The movie felt slow and a little too long at times. I can accept that they didn’t want to rush the story, but some of the dialogue heavy scenes dragged. If you’re a fan of Pirates of the Caribbean I’d recommend seeing the film. Are you missing out if you wait until it’s on Redbox or Netflix? Probably not. It gives a good closing the franchise.
Javier Bardem’s Captain Salazar is creepy and the special effects including the ghostly crew and Poseidon’s trident are pretty cool. I’m going to exclude young Jack Sparrow from that list because I felt like I was watching a video game for second because of how obvious the CGI was. If you’re excited to see Will and Elizabeth again, you’ll be a bit disappointed that they’re only on screen for about five minutes and I can’t even remember if Elizabeth had any lines or not. That’s how minor her appearance is.

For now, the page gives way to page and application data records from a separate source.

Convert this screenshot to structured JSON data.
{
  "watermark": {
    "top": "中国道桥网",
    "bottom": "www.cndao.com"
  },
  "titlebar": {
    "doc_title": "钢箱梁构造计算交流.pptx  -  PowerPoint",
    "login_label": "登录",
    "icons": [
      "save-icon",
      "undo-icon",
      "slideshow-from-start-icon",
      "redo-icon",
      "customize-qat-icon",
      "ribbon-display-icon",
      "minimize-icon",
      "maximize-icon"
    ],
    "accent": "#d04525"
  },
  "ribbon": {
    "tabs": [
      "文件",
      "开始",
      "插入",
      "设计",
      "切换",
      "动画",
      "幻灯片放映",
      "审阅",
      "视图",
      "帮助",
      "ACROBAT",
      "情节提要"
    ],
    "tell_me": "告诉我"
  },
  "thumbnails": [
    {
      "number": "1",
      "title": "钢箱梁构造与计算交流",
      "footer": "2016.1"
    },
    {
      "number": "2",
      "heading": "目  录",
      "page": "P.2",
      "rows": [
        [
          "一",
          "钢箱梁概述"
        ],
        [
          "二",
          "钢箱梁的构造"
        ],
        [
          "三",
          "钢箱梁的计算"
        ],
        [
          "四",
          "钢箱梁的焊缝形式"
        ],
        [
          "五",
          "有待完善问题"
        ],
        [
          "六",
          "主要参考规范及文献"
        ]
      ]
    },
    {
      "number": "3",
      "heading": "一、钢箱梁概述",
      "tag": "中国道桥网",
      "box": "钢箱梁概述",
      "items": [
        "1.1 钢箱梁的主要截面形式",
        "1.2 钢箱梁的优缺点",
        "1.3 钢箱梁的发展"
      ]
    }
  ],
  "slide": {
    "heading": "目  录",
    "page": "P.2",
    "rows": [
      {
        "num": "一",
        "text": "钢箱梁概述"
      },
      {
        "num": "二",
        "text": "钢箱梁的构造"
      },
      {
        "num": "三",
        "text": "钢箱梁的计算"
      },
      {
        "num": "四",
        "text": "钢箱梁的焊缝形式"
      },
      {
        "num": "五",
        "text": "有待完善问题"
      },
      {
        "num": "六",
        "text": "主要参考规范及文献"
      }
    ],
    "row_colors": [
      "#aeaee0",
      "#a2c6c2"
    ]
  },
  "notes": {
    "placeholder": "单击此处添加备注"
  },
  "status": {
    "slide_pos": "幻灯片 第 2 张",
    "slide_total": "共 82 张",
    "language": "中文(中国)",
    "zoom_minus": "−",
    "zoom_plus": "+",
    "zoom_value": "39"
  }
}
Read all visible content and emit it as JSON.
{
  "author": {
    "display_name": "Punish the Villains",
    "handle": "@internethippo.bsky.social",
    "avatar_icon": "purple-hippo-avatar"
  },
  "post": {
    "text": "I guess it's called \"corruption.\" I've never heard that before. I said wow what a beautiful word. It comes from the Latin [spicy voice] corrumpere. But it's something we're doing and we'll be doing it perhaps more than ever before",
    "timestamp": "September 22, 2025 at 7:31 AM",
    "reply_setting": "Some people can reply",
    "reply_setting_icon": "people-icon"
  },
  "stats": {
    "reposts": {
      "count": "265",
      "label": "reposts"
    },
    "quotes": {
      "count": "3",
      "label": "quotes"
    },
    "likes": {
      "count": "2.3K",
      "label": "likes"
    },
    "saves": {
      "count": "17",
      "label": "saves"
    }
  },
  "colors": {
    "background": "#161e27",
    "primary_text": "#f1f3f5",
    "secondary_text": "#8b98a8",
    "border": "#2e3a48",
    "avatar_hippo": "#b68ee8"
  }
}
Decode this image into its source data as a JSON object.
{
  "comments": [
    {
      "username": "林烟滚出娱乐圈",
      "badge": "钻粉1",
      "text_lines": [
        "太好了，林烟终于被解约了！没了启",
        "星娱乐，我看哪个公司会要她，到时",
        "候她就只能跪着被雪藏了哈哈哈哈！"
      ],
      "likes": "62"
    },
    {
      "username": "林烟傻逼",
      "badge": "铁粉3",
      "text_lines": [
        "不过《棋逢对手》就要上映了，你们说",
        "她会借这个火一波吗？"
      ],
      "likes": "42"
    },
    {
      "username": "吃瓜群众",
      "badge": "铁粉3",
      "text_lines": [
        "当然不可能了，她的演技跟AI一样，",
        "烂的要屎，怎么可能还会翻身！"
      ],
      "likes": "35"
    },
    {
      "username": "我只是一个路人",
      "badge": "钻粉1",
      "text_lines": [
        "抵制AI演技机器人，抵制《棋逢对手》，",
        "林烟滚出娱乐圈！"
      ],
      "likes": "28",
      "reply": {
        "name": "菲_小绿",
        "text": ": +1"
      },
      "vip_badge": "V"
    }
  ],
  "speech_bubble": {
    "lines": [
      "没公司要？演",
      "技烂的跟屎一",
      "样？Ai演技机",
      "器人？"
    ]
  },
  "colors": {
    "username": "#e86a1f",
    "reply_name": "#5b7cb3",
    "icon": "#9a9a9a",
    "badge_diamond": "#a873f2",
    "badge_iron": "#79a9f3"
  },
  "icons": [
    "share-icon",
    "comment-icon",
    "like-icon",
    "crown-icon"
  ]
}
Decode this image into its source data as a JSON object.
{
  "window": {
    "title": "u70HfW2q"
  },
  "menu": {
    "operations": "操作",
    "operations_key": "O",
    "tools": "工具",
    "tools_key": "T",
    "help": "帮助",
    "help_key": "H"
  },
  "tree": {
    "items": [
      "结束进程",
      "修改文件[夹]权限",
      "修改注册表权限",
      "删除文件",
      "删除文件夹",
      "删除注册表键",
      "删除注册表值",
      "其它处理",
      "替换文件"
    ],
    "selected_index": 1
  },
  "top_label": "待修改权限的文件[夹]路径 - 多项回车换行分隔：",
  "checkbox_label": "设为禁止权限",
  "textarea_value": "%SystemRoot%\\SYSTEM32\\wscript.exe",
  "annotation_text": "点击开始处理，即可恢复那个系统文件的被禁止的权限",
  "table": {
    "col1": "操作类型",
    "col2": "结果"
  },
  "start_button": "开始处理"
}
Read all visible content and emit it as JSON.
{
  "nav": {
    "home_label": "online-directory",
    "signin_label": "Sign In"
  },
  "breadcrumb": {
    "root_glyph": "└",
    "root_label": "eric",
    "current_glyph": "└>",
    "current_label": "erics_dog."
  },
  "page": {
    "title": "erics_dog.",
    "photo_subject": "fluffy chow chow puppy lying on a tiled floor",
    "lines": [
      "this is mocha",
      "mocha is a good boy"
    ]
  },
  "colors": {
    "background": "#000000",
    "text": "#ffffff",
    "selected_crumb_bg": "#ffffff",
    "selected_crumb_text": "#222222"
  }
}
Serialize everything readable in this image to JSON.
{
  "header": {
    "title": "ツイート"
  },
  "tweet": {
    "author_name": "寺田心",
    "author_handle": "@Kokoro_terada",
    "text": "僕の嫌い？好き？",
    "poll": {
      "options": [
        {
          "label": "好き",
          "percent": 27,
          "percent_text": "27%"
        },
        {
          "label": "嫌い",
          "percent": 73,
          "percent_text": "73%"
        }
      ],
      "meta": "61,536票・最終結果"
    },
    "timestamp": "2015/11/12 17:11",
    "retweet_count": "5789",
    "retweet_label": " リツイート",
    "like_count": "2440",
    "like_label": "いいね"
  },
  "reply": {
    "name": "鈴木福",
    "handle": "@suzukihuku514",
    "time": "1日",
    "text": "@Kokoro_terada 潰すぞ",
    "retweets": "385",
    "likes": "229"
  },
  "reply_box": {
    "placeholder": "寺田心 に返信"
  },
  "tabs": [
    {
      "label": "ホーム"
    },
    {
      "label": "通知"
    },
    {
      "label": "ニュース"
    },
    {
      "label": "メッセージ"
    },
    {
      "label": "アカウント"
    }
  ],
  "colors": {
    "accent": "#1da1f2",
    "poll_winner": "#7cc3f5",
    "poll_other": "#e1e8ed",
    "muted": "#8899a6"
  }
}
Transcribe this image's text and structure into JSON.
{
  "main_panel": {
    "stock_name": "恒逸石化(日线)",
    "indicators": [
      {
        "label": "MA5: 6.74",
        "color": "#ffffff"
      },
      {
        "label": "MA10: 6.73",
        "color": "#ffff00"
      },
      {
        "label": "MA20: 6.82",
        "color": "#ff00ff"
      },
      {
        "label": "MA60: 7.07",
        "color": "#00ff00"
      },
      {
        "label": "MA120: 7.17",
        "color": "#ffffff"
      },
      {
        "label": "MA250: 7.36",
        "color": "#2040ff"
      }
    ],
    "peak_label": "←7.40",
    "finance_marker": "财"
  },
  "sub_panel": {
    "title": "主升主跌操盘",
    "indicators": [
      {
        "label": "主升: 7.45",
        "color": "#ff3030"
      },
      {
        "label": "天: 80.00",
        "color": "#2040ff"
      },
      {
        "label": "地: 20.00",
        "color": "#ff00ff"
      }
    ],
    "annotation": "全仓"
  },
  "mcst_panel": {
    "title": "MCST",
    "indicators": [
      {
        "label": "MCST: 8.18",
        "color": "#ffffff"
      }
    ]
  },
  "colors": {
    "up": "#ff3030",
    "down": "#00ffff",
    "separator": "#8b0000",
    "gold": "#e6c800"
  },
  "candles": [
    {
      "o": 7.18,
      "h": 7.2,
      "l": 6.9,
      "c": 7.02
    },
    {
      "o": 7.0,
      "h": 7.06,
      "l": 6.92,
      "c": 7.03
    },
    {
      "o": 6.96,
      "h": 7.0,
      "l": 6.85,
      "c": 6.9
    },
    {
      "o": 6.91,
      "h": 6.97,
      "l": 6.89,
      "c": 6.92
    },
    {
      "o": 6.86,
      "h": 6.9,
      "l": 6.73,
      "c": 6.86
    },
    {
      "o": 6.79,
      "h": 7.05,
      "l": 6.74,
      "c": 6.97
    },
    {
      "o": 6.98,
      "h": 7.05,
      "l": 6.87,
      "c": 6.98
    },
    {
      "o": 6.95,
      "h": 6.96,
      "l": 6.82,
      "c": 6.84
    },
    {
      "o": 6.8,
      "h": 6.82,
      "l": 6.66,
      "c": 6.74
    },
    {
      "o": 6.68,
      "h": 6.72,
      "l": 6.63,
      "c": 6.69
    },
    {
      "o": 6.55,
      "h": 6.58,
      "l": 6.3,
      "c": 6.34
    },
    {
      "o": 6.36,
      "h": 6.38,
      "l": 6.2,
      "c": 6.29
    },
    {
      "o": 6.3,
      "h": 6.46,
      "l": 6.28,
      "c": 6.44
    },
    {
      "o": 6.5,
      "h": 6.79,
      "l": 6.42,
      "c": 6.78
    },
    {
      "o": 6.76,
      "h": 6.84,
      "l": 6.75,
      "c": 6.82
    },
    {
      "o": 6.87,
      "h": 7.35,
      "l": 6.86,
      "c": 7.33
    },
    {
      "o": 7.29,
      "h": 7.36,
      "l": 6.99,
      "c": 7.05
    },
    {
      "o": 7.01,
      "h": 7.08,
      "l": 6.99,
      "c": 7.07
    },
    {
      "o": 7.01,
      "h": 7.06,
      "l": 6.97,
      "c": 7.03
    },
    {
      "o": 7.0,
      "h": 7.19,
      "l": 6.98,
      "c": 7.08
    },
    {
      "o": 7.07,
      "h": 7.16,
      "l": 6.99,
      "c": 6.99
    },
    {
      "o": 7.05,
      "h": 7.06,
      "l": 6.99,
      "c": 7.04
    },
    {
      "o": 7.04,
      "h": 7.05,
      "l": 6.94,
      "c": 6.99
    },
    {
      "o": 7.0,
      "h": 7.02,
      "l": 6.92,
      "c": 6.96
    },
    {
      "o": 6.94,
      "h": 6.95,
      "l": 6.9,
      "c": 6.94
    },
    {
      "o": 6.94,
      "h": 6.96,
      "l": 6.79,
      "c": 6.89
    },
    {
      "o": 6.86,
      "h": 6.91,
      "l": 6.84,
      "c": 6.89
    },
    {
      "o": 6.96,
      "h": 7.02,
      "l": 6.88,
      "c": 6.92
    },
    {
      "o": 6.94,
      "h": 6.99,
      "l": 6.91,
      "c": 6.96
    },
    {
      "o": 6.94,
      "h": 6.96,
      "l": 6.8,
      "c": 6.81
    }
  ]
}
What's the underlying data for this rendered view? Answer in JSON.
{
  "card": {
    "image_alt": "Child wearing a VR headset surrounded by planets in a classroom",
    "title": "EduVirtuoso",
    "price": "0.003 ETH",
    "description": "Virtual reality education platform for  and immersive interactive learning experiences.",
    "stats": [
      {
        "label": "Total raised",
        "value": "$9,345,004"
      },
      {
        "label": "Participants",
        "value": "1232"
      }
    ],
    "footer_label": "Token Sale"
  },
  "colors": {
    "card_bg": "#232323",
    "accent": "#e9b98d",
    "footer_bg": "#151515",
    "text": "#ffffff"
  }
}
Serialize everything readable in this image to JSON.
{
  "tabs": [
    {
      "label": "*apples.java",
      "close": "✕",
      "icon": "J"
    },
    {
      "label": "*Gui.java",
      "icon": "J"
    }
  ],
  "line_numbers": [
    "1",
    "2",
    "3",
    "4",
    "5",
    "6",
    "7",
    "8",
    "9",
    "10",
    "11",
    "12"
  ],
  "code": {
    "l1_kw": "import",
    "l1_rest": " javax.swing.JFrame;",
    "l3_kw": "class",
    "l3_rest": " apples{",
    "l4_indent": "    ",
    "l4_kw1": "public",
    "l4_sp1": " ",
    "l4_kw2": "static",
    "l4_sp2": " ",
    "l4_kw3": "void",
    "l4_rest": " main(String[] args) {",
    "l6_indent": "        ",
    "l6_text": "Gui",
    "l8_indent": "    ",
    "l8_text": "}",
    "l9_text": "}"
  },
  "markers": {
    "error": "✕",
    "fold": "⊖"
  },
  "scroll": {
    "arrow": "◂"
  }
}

Kira McCall covers entertainment for MFST. Follow her on Twitter at cocovanilla45 and @kiramira_.
https://www.myfantasysportstalk.com/pirates-of-the-caribbean-dead-men-tell-no-tales-review/https://i1.wp.com/www.myfantasysportstalk.com/wp-content/uploads/2017/05/bf5e1d2159266359fa64ae92663932ec-pirates-of-the-caribbean-dead-men-tell-no-tales.jpg?fit=1024%2C512&ssl=1https://i1.wp.com/www.myfantasysportstalk.com/wp-content/uploads/2017/05/bf5e1d2159266359fa64ae92663932ec-pirates-of-the-caribbean-dead-men-tell-no-tales.jpg?resize=150%2C150&ssl=1EntertainmentMoviesRecent PostsBrenton Thwaites,dead men tell no tales,Disney,Geoffrey Rush,Javier Bardem,Johnny Depp,Kaya Scoldelario,Kiera Knightley,Orlando Bloom,Pirates of the Caribbean,Pirates of the Caribbean: Dead Men Tell No TalesThis past weekend the Pirates of the Caribbean saga went on what is probably its last journey at sea with its fifth installment Dead Men Tell No Tales. Norwegian directors Joachim Rønning and Espen Sandberg took the helm for this film. The pair has directed several projects together before. While Johnny Depp...Kira McCall email@example.comEditorMyFantasySportsTalk